It’s about really trying to figure out how the other side in any walk of life see things and wondering if that might change or adapt the way we deal with them.
Two media programs this last week have highlighted the potential benefits of a philosophy of understanding and the implications to us all.
The first is a radio series called Across the Red Line. In it, two protagonists are asked to step into the opposing view they would normally take and argue the case for the exact opposite of what they would normally believe. Fascinating.
The second is a TV show inviting children from predominately white schools to attend schools that are predominately full of Asian kids, and vice versa. The Great British School Swap follows 12 year eight and year nine pupils from Saltley Academy, a secondary school in Birmingham where fewer than one per cent of the children are white British, and 12 pupils from Tamworth Enterprise College, as they take turns spending a week in each other’s schools.
Tamworth headteacher Simon Turney was instrumental in persuading parents to get involved. He said he was well aware of the potential pitfalls of allowing the cameras into school and the artificial nature of so doing, but felt it was a vital experience for his pupils.
Nearly one year on and many of the pupils have remained friends, despite going back to their respective schools. They stay in touch on Snapchat and Instagram talking about the interests they discovered.
“You run the risk of allowing children to get to ages of 17 or 18 without having had the opportunity to understand different cultures and religions,” Simon Turney says. “If we don’t do any of that work how do the children forge those friendships and relationships themselves?”
The truth of the matter is that we regularly find ourselves on different sides of an issue, be that commercially, culturally or emotionally.
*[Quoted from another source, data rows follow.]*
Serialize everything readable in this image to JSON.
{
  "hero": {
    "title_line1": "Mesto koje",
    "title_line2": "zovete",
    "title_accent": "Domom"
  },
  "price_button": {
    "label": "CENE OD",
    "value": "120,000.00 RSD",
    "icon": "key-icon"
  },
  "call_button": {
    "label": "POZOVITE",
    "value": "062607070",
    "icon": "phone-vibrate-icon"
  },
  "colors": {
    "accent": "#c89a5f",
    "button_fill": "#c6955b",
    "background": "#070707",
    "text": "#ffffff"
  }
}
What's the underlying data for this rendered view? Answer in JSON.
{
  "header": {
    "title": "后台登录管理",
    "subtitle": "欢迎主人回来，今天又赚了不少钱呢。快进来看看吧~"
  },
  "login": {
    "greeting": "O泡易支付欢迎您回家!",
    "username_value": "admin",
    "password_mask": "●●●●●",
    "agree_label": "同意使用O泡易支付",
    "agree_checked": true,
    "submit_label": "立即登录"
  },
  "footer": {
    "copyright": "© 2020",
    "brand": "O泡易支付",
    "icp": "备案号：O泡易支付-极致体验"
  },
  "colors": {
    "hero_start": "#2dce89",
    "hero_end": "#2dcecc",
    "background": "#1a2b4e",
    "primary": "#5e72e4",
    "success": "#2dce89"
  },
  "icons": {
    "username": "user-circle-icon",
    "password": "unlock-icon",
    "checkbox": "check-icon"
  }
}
Spending time trying to understand how the other side sees things may significantly help us to negotiate a way through these inevitable conflicts.
Invest the time in doing that and maybe everyone benefits.
A fact that our Negotiation Capability Survey reveals is that most people are unconvinced that their relationships are improved by the negotiation process. Maybe spending a bit more time in discovery trying to understand how the other side sees the world may help.